Dataset rows for apps and sites:
Segment Open

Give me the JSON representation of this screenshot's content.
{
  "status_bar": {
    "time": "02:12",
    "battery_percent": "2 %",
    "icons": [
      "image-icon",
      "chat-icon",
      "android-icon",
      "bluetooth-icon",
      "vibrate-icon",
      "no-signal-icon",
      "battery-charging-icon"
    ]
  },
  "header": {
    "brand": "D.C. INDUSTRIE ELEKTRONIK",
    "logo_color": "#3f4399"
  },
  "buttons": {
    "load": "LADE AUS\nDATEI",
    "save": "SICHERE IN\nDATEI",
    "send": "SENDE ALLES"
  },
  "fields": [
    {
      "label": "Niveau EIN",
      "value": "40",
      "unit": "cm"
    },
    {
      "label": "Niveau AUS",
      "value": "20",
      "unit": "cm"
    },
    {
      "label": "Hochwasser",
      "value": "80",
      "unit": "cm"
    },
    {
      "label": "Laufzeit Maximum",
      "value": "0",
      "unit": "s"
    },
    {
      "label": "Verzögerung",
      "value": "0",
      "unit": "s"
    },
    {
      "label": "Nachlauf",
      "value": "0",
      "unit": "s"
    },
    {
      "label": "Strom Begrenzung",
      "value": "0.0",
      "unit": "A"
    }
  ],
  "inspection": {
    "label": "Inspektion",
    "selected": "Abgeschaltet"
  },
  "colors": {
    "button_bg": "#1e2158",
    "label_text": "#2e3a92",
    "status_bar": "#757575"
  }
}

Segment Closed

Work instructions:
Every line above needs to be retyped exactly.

Result:
Give me the JSON representation of this screenshot's content.
{
  "status_bar": {
    "time": "02:12",
    "battery_percent": "2 %",
    "icons": [
      "image-icon",
      "chat-icon",
      "android-icon",
      "bluetooth-icon",
      "vibrate-icon",
      "no-signal-icon",
      "battery-charging-icon"
    ]
  },
  "header": {
    "brand": "D.C. INDUSTRIE ELEKTRONIK",
    "logo_color": "#3f4399"
  },
  "buttons": {
    "load": "LADE AUS\nDATEI",
    "save": "SICHERE IN\nDATEI",
    "send": "SENDE ALLES"
  },
  "fields": [
    {
      "label": "Niveau EIN",
      "value": "40",
      "unit": "cm"
    },
    {
      "label": "Niveau AUS",
      "value": "20",
      "unit": "cm"
    },
    {
      "label": "Hochwasser",
      "value": "80",
      "unit": "cm"
    },
    {
      "label": "Laufzeit Maximum",
      "value": "0",
      "unit": "s"
    },
    {
      "label": "Verzögerung",
      "value": "0",
      "unit": "s"
    },
    {
      "label": "Nachlauf",
      "value": "0",
      "unit": "s"
    },
    {
      "label": "Strom Begrenzung",
      "value": "0.0",
      "unit": "A"
    }
  ],
  "inspection": {
    "label": "Inspektion",
    "selected": "Abgeschaltet"
  },
  "colors": {
    "button_bg": "#1e2158",
    "label_text": "#2e3a92",
    "status_bar": "#757575"
  }
}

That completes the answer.